Then I read this book by Mark Bauerlein called The Dumbest Generation. In it, the author quotes a statistic that one in forty young people (I don’t remember the exact age range, but you get the idea) play a musical instrument. An extremely small number listen to classical music. And I realized that I am going to continue Wednesday Music. Classical music is amazing and I’m not going to give up my quest to get more people, no matter what age, to listen to it.

In short, yes, Wednesday Music will return next week. I’m going to schedule a post this weekend so even if I do get sick, I’ll have something to post anyway.

Foreign Service Update

Remember that Foreign Service Officer Test I took back in February? And how I passed and moved on to the next stage, the Personal Narrative Questions? Well, I heard from the people who evaluate all the aspirants’ questions.

And I didn’t pass.

This may sound like a strange statement to make, but I’m not really sad about it. The main emotion I feel actually is relief. I personally think the worst part of the entire process is all the waiting. You wait for three long weeks after taking the test. If you pass that, you wait six to eight weeks for the results of the narratives. And if you pass that, you have to wait to interview in person, but at least you find out your interview result at the end of the day. Though if you make it through the interview, there’s even more waiting while you’re on the register. (If you want a detailed explanation of the whole process, check out my post here.)

Basically, if I want to put in an application again, I have to wait a year. It doesn’t mean 365 calendar days; I just can’t sign up to take the test again until the first session next year since I took it during the first session this year. I’m not sure if I’ll sign up again or not. I probably will, though it depends on what I’m doing next year.

To be honest, I actually go back and forth on whether I want to join the Foreign Service or not. It’s one of those jobs that has a ton of good things (you get paid to learn languages and live abroad and work in a cool environment)… and a ton of bad things (one of those languages you learn could be Chinese or Arabic or Hindi, and one of those places you go abroad could be Sudan or Saudi Arabia or India). My point here isn’t that Chinese, Arabic, and Hindi are terrible languages—if you like them and learn them, that’s great. The point is they’re not languages I’ve ever had a desire to learn. Same with the countries I listed: I know some people might love to have the chance to live in India or Saudi Arabia or Sudan. I personally don’t.

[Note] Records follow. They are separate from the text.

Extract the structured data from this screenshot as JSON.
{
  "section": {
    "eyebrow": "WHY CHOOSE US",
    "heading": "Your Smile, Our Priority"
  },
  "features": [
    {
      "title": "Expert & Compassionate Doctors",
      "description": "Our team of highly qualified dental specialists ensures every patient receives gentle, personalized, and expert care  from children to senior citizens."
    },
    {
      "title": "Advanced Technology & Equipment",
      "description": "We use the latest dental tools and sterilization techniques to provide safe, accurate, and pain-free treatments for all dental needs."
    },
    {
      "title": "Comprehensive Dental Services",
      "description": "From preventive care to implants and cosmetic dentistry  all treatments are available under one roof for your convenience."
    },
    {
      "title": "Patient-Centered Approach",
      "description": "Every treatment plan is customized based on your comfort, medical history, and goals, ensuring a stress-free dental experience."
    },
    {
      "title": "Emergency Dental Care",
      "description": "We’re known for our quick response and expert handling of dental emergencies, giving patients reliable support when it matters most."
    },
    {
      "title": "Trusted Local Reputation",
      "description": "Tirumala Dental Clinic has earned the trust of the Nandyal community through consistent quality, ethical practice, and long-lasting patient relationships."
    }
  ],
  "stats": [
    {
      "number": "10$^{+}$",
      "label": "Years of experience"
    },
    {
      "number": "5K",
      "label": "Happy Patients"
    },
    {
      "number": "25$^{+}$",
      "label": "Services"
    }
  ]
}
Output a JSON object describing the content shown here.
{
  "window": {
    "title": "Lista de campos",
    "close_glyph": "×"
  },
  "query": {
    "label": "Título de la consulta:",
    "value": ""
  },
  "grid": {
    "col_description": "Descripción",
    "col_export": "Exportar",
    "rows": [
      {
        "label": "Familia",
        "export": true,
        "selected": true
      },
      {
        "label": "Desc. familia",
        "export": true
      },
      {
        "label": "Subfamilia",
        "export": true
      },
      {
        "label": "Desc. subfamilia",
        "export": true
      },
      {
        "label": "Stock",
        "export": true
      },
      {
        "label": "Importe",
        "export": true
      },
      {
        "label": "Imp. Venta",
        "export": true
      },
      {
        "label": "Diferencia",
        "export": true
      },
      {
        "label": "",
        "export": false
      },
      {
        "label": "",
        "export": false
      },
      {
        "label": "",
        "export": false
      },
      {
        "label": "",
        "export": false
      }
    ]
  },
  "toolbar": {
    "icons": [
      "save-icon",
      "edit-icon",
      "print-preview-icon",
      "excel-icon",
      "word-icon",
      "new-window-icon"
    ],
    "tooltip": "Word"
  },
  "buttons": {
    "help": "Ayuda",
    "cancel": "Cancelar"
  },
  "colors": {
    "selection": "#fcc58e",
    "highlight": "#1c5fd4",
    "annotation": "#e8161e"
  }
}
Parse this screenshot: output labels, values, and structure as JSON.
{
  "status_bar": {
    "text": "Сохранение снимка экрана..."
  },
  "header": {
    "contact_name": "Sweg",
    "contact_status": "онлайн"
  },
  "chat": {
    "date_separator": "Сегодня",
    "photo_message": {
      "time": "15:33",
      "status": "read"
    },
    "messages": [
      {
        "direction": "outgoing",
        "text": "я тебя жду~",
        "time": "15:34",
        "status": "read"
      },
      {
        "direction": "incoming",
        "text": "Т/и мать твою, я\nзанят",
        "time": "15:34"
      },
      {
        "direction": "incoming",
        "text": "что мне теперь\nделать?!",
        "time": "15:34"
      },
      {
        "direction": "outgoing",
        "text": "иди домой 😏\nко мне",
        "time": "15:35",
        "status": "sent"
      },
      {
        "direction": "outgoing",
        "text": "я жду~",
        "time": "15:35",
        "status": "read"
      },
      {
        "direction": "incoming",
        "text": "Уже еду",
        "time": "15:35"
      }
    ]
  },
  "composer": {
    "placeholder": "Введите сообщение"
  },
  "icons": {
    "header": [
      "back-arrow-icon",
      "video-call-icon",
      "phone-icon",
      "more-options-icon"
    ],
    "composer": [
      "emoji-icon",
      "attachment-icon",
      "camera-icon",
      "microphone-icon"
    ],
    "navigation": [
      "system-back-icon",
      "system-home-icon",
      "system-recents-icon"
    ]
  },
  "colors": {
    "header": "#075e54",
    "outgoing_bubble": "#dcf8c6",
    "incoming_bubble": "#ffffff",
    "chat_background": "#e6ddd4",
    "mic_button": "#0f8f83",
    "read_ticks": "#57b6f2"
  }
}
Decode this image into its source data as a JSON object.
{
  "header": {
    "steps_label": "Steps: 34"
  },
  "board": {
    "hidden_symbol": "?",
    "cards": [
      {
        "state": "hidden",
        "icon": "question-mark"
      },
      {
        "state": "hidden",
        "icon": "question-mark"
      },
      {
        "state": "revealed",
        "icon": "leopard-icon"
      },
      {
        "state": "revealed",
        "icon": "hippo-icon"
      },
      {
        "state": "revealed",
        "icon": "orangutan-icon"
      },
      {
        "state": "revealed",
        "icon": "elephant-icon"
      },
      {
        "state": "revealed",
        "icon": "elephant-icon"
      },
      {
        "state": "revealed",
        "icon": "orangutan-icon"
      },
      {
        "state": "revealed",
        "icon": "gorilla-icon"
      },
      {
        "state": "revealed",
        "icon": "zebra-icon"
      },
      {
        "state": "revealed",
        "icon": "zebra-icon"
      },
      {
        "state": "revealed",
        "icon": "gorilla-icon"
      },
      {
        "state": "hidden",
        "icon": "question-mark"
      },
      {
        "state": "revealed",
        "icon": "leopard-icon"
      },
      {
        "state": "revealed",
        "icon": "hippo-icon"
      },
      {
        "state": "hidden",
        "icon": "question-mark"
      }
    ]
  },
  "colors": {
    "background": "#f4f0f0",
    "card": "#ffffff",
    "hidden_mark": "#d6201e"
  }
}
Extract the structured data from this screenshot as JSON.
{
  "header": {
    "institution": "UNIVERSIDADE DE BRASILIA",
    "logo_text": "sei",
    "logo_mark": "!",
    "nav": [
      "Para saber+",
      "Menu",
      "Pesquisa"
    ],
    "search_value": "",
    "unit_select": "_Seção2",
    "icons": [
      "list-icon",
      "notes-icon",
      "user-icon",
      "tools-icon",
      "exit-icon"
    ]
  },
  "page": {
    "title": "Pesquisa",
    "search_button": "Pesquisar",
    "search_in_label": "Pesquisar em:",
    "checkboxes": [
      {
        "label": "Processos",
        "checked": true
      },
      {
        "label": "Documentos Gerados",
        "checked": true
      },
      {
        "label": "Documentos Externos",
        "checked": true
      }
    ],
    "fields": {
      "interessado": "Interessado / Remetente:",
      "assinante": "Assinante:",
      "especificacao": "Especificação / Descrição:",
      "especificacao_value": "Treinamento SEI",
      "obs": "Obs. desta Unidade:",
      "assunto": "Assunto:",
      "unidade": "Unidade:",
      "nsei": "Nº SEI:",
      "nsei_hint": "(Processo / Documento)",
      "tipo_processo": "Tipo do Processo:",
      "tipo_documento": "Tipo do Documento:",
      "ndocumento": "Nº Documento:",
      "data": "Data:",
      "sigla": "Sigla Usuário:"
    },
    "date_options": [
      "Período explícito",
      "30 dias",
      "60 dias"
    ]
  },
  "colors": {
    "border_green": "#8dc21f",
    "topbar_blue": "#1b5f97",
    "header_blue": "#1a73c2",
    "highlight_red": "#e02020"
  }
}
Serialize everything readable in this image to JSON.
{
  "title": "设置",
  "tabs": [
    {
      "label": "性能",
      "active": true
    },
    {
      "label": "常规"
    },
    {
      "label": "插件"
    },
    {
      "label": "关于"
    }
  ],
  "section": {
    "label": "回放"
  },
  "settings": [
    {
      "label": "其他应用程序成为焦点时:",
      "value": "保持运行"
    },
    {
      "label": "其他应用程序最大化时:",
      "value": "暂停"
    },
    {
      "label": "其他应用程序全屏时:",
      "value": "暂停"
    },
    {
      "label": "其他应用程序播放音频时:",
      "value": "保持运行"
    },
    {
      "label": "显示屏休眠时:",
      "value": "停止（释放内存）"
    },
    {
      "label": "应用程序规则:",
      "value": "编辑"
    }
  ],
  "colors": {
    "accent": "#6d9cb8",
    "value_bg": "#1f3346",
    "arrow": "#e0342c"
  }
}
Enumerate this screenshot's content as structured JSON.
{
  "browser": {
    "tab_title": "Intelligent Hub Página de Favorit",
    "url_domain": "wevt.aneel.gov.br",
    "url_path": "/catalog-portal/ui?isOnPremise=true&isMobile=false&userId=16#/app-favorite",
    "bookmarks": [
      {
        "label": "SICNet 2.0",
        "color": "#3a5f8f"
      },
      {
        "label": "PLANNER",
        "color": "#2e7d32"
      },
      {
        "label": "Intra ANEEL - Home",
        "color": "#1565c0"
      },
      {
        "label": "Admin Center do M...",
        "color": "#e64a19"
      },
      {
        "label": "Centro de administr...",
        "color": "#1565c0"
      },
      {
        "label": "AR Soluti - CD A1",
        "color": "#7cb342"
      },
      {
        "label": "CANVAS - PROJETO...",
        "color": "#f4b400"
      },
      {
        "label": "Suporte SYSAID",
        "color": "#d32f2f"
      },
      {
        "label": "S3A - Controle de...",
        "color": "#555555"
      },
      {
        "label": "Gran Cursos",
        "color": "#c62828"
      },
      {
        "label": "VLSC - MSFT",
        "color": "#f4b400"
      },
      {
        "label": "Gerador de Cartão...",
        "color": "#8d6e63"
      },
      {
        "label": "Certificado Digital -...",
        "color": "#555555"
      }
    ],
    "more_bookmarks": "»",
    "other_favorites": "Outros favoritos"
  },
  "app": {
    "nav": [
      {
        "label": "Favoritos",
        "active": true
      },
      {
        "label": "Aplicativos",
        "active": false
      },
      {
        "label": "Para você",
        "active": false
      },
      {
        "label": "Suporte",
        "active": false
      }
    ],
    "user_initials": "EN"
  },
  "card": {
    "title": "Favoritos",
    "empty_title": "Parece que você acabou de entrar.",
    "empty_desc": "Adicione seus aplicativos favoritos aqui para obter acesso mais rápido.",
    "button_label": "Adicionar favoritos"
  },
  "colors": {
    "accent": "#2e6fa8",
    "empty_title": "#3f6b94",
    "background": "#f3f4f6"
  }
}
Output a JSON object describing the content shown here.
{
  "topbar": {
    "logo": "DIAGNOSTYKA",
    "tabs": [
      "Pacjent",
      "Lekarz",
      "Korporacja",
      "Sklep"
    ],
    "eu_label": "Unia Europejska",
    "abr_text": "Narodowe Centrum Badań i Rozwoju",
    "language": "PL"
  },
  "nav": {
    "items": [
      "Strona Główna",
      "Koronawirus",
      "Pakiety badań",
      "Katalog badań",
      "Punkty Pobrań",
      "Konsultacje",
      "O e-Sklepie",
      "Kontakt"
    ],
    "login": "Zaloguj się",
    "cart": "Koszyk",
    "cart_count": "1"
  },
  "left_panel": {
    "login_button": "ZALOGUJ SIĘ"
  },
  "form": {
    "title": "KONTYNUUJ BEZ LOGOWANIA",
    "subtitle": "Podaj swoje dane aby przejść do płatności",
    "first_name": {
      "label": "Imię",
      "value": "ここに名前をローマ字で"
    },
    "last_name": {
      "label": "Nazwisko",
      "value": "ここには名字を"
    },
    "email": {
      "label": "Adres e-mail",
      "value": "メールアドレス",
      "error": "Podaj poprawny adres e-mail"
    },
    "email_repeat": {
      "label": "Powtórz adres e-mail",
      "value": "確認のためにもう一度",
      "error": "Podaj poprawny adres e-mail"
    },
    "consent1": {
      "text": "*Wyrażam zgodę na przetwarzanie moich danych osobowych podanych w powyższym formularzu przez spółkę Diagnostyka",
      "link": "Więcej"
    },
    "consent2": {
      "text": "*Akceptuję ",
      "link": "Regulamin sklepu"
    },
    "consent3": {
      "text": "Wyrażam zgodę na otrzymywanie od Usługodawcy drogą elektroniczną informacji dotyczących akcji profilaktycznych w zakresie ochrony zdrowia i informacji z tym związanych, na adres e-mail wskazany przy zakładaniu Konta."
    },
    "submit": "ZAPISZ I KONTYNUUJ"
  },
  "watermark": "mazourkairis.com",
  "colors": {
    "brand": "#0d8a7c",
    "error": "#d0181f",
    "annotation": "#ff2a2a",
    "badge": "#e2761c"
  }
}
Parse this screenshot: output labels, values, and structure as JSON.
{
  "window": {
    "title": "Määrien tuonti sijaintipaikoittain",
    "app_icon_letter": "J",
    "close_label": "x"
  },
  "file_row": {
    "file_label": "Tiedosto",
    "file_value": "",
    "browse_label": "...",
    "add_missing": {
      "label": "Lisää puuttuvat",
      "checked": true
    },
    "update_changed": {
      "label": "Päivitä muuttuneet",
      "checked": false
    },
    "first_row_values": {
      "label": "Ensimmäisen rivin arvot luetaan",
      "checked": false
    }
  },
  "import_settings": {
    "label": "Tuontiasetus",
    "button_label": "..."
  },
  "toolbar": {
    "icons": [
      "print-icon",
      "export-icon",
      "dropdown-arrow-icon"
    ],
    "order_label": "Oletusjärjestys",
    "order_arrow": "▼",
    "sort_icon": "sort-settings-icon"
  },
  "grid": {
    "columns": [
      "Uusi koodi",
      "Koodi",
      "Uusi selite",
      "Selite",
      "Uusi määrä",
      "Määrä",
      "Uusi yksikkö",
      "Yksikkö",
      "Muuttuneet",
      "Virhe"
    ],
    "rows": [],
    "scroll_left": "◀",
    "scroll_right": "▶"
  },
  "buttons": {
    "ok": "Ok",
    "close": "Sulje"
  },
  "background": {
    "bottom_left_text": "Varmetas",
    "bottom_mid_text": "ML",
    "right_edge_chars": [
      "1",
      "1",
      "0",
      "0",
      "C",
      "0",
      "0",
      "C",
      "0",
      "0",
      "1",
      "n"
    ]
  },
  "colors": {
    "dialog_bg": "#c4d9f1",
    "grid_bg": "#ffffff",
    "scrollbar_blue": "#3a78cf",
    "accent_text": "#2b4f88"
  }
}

When one applies to join the Foreign Service, one commits to worldwide assignment. That means that however unlikely it is that I will go to Sudan, the possibility still exists. Though I’m okay with being sent to most places (South America and Europe, bring it on!), there are certain places that I really hope to never visit, much less live in. A part of me thinks I should just stay here and keep working and writing and see what happens. Of course, the other part of me says one word over and over: RUSSIA RUSSIA RUSSIA. Because I think working in an embassy or consulate over in Russia would be the most amazing thing ever.

It’s all very confusing. At least I have the rest of this year to think about it, though. And if I am still confused by the time signing up rolls around, I’ll probably sign up anyway just to see how it goes—like I did this time.